I know that Daylight Savings Time was implemented many years ago and for a reason. I, however, happen to be of the belief that one shouldn’t mess with Mother Nature. Remember those old “It’s not nice to fool Mother Nature” commercials?
Sadly, it doesn’t annoy me for altruistic reasons such as standing up for Mother Nature. No, no; it messes with my system and adds to my list of things I have to do.
When it was started during World War I, people didn’t have clocks in almost every gadget in their houses. Heck, they didn’t have many gadgets at all. Today, we have coffee makers that we can set to have coffee ready when we get up. No stove made in the last century is without a clock; same for microwaves. We have clocks on our DVRs, alarm clocks in every bedroom, and so on.
One year, I decided I wasn’t going to set my clocks back. I’d just leave everything as it was, and trust that I’d remember to add the hour. Suffice it to say, I forgot often; but nowhere was it more apparent than the Monday following the switch.
I was supposed to attend a fairly important function, but when I rolled over in the morning and looked at the clock, I thought I had plenty of time. I hit the snooze alarm and happily dozed on. After hitting the delay button five times, or, 45 minutes later, it hit me - I’d forgotten that the clock was wrong.
You know, few things wake you up faster than realizing you’re going to be late. In my life, there are only two other things that woke me up with such amazing certitude. A cold shower and the day I was stumbling out to get the paper before I had any caffeine in my system. I accidentally used my face to disrupt a large spider web.
Okay, walking into a spider web has to be the number one waker upper.
The problem is that when it’s daylight savings time, I sometimes forget a clock or five. When you have more timepieces in your house than glassware, it’s an easy thing to do. Many times, I have no idea what time it actually is. Thankfully, we have satellite TV, so when I get confused, I can always check that. Unfortunately, I usually can’t find the remote.
I’m also not a morning person. Giving me more daylight hours in the evening means I stay up longer than I should. That translates to me not wanting to get up until the crack of noon. Thankfully, I work from home and folks never need to know. Whoops; until now, that is.

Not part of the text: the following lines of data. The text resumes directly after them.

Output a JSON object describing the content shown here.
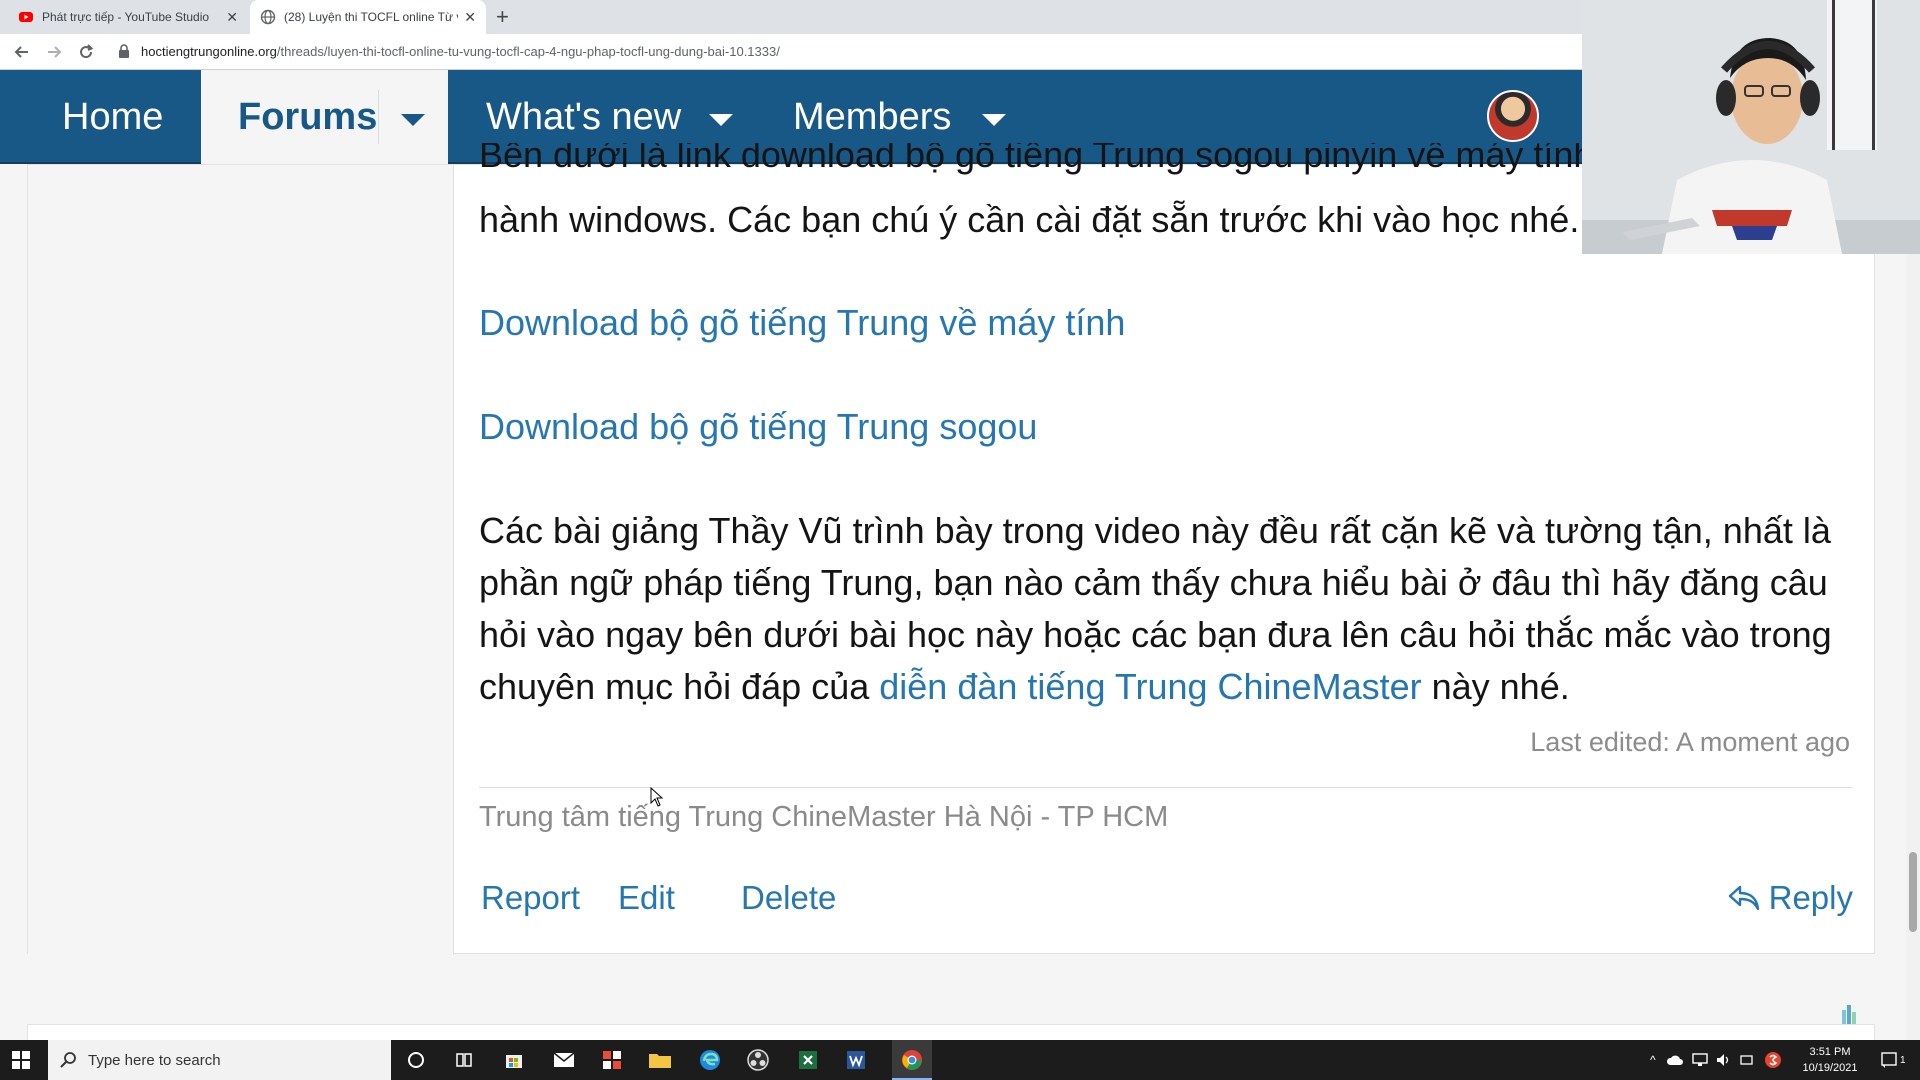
{
  "browser": {
    "tabs": [
      {
        "title": "Phát trực tiếp - YouTube Studio",
        "close": "✕"
      },
      {
        "title": "(28) Luyện thi TOCFL online Từ v",
        "close": "✕"
      }
    ],
    "new_tab": "+",
    "url_domain": "hoctiengtrungonline.org",
    "url_path": "/threads/luyen-thi-tocfl-online-tu-vung-tocfl-cap-4-ngu-phap-tocfl-ung-dung-bai-10.1333/"
  },
  "forum_nav": {
    "home": "Home",
    "forums": "Forums",
    "whats_new": "What's new",
    "members": "Members"
  },
  "post": {
    "top_line": "Bên dưới là link download bộ gõ tiếng Trung sogou pinyin về máy tính",
    "second_line": "hành windows. Các bạn chú ý cần cài đặt sẵn trước khi vào học nhé.",
    "link1": "Download bộ gõ tiếng Trung về máy tính",
    "link2": "Download bộ gõ tiếng Trung sogou",
    "body_before_link": "Các bài giảng Thầy Vũ trình bày trong video này đều rất cặn kẽ và tường tận, nhất là phần ngữ pháp tiếng Trung, bạn nào cảm thấy chưa hiểu bài ở đâu thì hãy đăng câu hỏi vào ngay bên dưới bài học này hoặc các bạn đưa lên câu hỏi thắc mắc vào trong chuyên mục hỏi đáp của ",
    "body_link": "diễn đàn tiếng Trung ChineMaster",
    "body_after_link": " này nhé.",
    "last_edited": "Last edited: A moment ago",
    "signature": "Trung tâm tiếng Trung ChineMaster Hà Nội - TP HCM",
    "actions": {
      "report": "Report",
      "edit": "Edit",
      "delete": "Delete",
      "reply": "Reply"
    }
  },
  "taskbar": {
    "search_placeholder": "Type here to search",
    "time": "3:51 PM",
    "date": "10/19/2021",
    "notification_count": "1"
  },
  "colors": {
    "nav_bg": "#185886",
    "link": "#2577b1",
    "taskbar": "#1c1c1c"
  }
}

But the worse part about changing the time is that I have no clue how to change the clock in my car. For most of the 24 years that I’ve been married to Matt, we never owned a car that was made in the current decade. When we finally got a brand new one, the gadgets on it might as well have been the controls on the space shuttle. I was rapidly befuddled (I wrote about it two years ago; you can find the links to the article below).
Since I can’t figure out how to change the clock, I drive around half the year with the wrong time. As before, this results in much confusion. And yes, I know there’s a manual, but I don’t care enough to go through the hundreds of pages to find the solution. I just use my wrist watch; and hope that I remembered to change it.
The good news is that most computers and other gadgets in our homes automatically change during daylight savings time. The bad news is that I’m not sure which ones do.
So if you ever need to know what time it is, it’s best not to ask me. You’ve only got a 50/50 shot at getting the right answer.
Here are the links to the article that was originally titled, “I’m too stoopid for my car." Her editors took pity on Lucy and changed the name to “Adventures with my Car,” Part One and Two. And sadly, every word of the story is true.
You can "like" Lucy on her Facebook page.